A British Catholic missionary and environmental activist Paul McAuley, was found dead in a hostel for indigenous students in Peru.
The body of McAuley, 71, was discovered last week by students in the city of Iquitos on the Amazon river.
The religious order to which he belonged said in a statement that the body had been burned.
According to The Guardian, a forensic expert in Peru has confirmed that McAuley was dead before his body was burned.
The head forensic doctor in Peru’s Loreto region, Francisco Moreno, said it was difficult to determine the cause of death and more pathological and toxicological tests were being conducted but it could take between three to six months to know the results.
Authorities questioned six indigenous youth who lived in the hostel he managed in a poor area of the isolated city.
Born in Portsmouth, the activist lived in Peru for more than 20 years.
He had worked on behalf of the country’s indigenous communities to battle powerful oil and mining interests.
McAuley attracted international attention in 2010 when the Peruvian government ordered his expulsion. He was accused of causing unrest among the indigenous population for protesting against the destruction of the environment. This resulted in hundreds of people demonstrating for him and allowing him to stay in the South American country after a long trial.
Environmental groups were quick to pay tribute to McAuley after his death.
The Environmental Investigation Agency, a non-profit group, said he “fought peacefully for indigenous rights and forests in Peru.”
It added: “His death should be investigated. Rest in peace, Brother Paul, we will continue the fight.”

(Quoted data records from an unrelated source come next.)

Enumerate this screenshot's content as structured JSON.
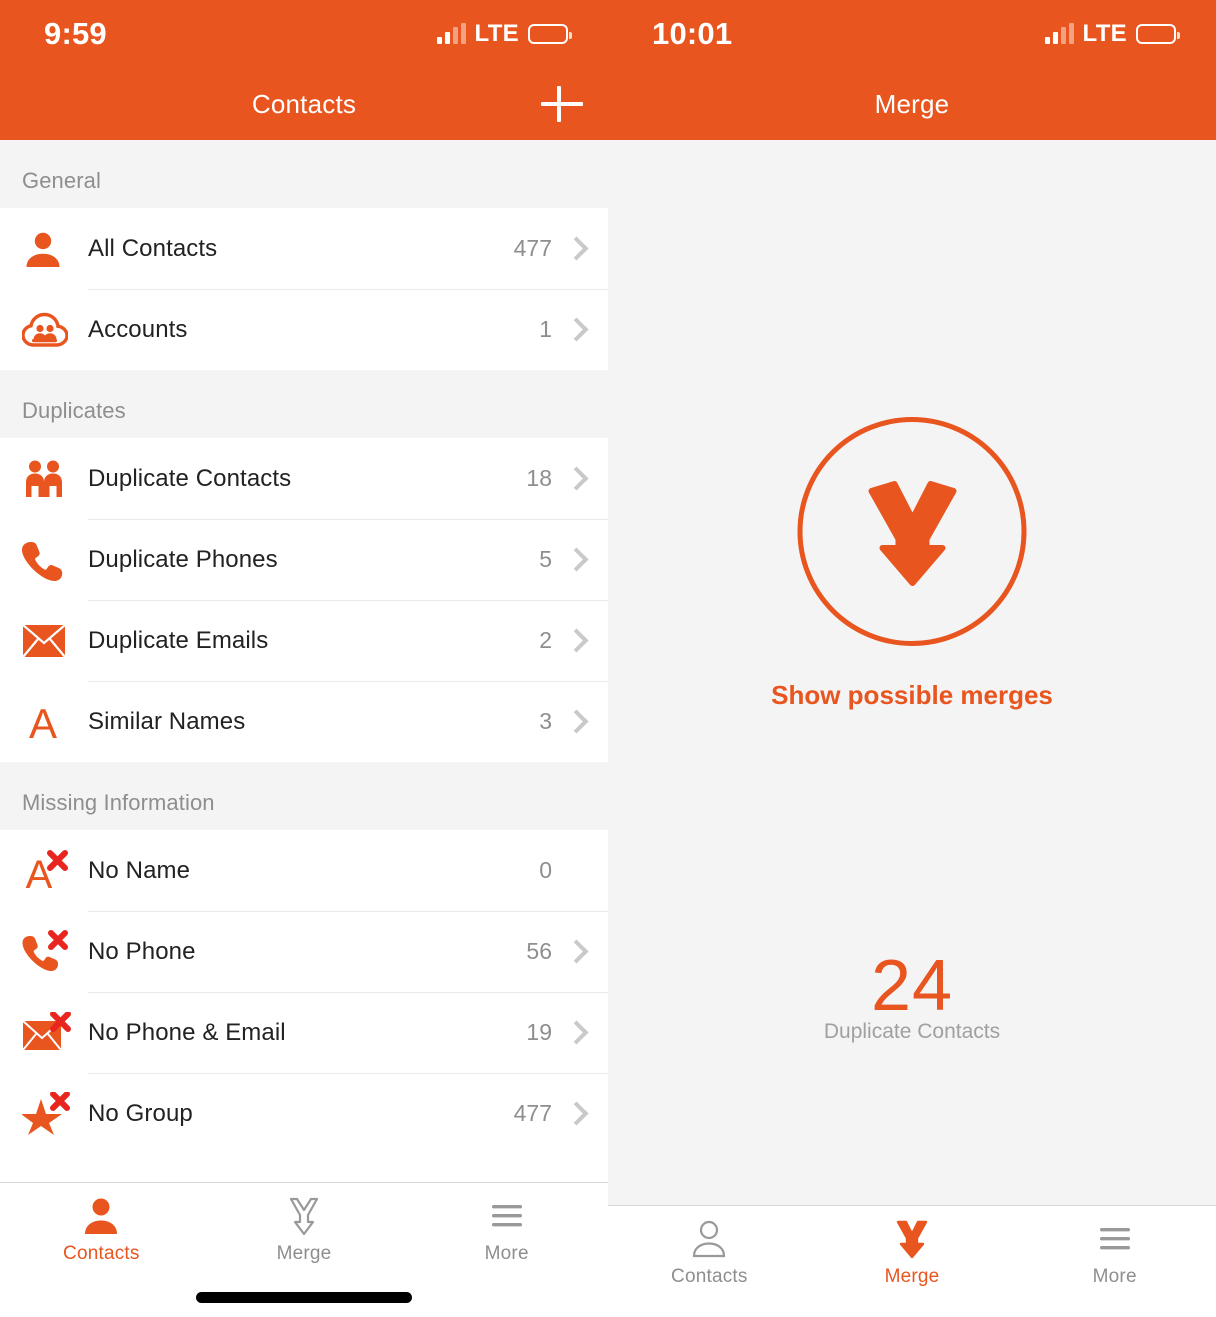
{
  "theme": {
    "accent": "#E8551E",
    "accent_red": "#E8251E",
    "muted": "#8E8E8E",
    "bg": "#F4F4F4"
  },
  "screens": {
    "contacts": {
      "status": {
        "time": "9:59",
        "network": "LTE"
      },
      "nav": {
        "title": "Contacts",
        "add_icon": "plus-icon"
      },
      "sections": [
        {
          "title": "General",
          "rows": [
            {
              "icon": "person-icon",
              "label": "All Contacts",
              "count": "477",
              "chevron": true
            },
            {
              "icon": "cloud-accounts-icon",
              "label": "Accounts",
              "count": "1",
              "chevron": true
            }
          ]
        },
        {
          "title": "Duplicates",
          "rows": [
            {
              "icon": "two-people-icon",
              "label": "Duplicate Contacts",
              "count": "18",
              "chevron": true
            },
            {
              "icon": "phone-icon",
              "label": "Duplicate Phones",
              "count": "5",
              "chevron": true
            },
            {
              "icon": "envelope-icon",
              "label": "Duplicate Emails",
              "count": "2",
              "chevron": true
            },
            {
              "icon": "letter-a-icon",
              "label": "Similar Names",
              "count": "3",
              "chevron": true
            }
          ]
        },
        {
          "title": "Missing Information",
          "rows": [
            {
              "icon": "letter-a-x-icon",
              "label": "No Name",
              "count": "0",
              "chevron": false
            },
            {
              "icon": "phone-x-icon",
              "label": "No Phone",
              "count": "56",
              "chevron": true
            },
            {
              "icon": "envelope-x-icon",
              "label": "No Phone & Email",
              "count": "19",
              "chevron": true
            },
            {
              "icon": "star-x-icon",
              "label": "No Group",
              "count": "477",
              "chevron": true
            }
          ]
        }
      ],
      "tabs": [
        {
          "icon": "person-filled-icon",
          "label": "Contacts",
          "active": true
        },
        {
          "icon": "merge-arrow-outline-icon",
          "label": "Merge",
          "active": false
        },
        {
          "icon": "hamburger-icon",
          "label": "More",
          "active": false
        }
      ]
    },
    "merge": {
      "status": {
        "time": "10:01",
        "network": "LTE"
      },
      "nav": {
        "title": "Merge"
      },
      "hero": {
        "icon": "merge-arrow-icon",
        "cta": "Show possible merges"
      },
      "stat": {
        "value": "24",
        "label": "Duplicate Contacts"
      },
      "tabs": [
        {
          "icon": "person-outline-icon",
          "label": "Contacts",
          "active": false
        },
        {
          "icon": "merge-arrow-filled-icon",
          "label": "Merge",
          "active": true
        },
        {
          "icon": "hamburger-icon",
          "label": "More",
          "active": false
        }
      ]
    }
  }
}
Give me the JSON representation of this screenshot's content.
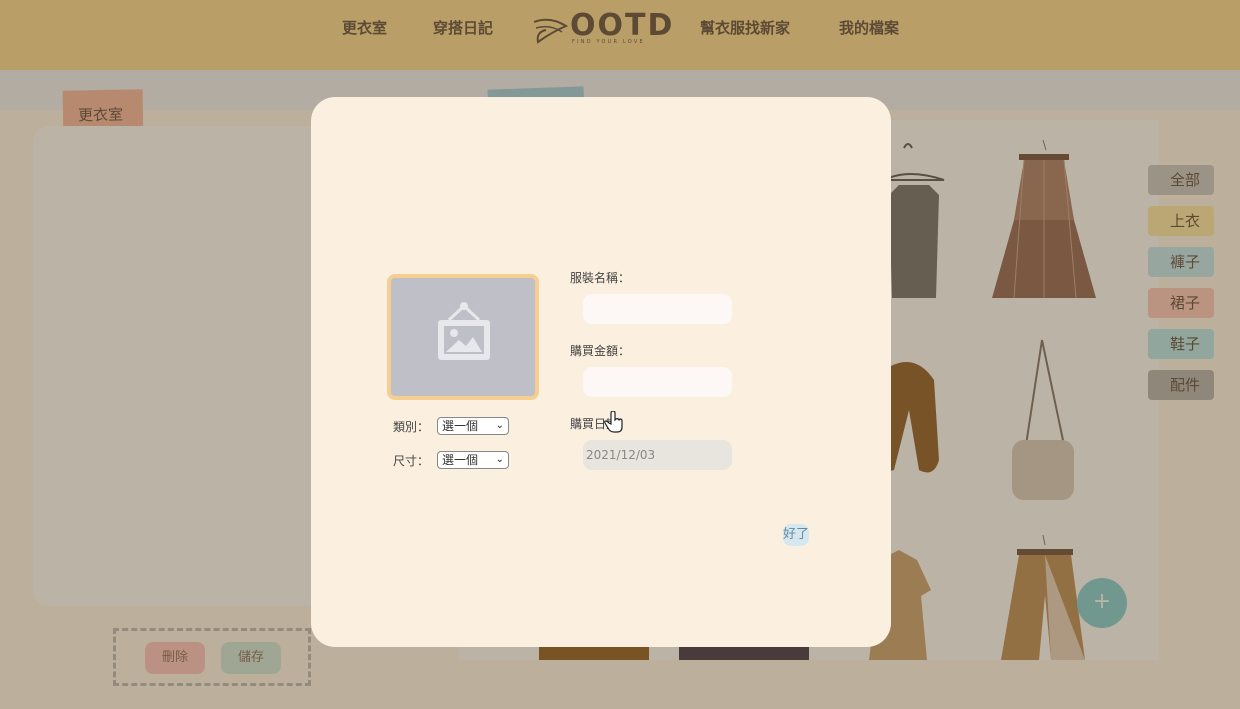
{
  "nav": {
    "items": [
      "更衣室",
      "穿搭日記",
      "幫衣服找新家",
      "我的檔案"
    ],
    "logo_text": "OOTD",
    "logo_sub": "FIND YOUR LOVE"
  },
  "closet": {
    "tag_label": "更衣室",
    "filters": [
      "全部",
      "上衣",
      "褲子",
      "裙子",
      "鞋子",
      "配件"
    ],
    "filter_colors": [
      "#c8c8c8",
      "#fdeba8",
      "#bfe8f0",
      "#fbc9bd",
      "#b5e8ec",
      "#b3b3b3"
    ],
    "delete_label": "刪除",
    "save_label": "儲存",
    "add_label": "+"
  },
  "modal": {
    "category_label": "類別：",
    "size_label": "尺寸：",
    "category_value": "選一個",
    "size_value": "選一個",
    "name_label": "服裝名稱：",
    "price_label": "購買金額：",
    "date_label": "購買日期：",
    "date_value": "2021/12/03",
    "ok_label": "好了"
  }
}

The group’s Peru programs director Julia Urrunaga tweeted: “What tough news. A great man who did a lot for indigenous communities, their rights and the forests.”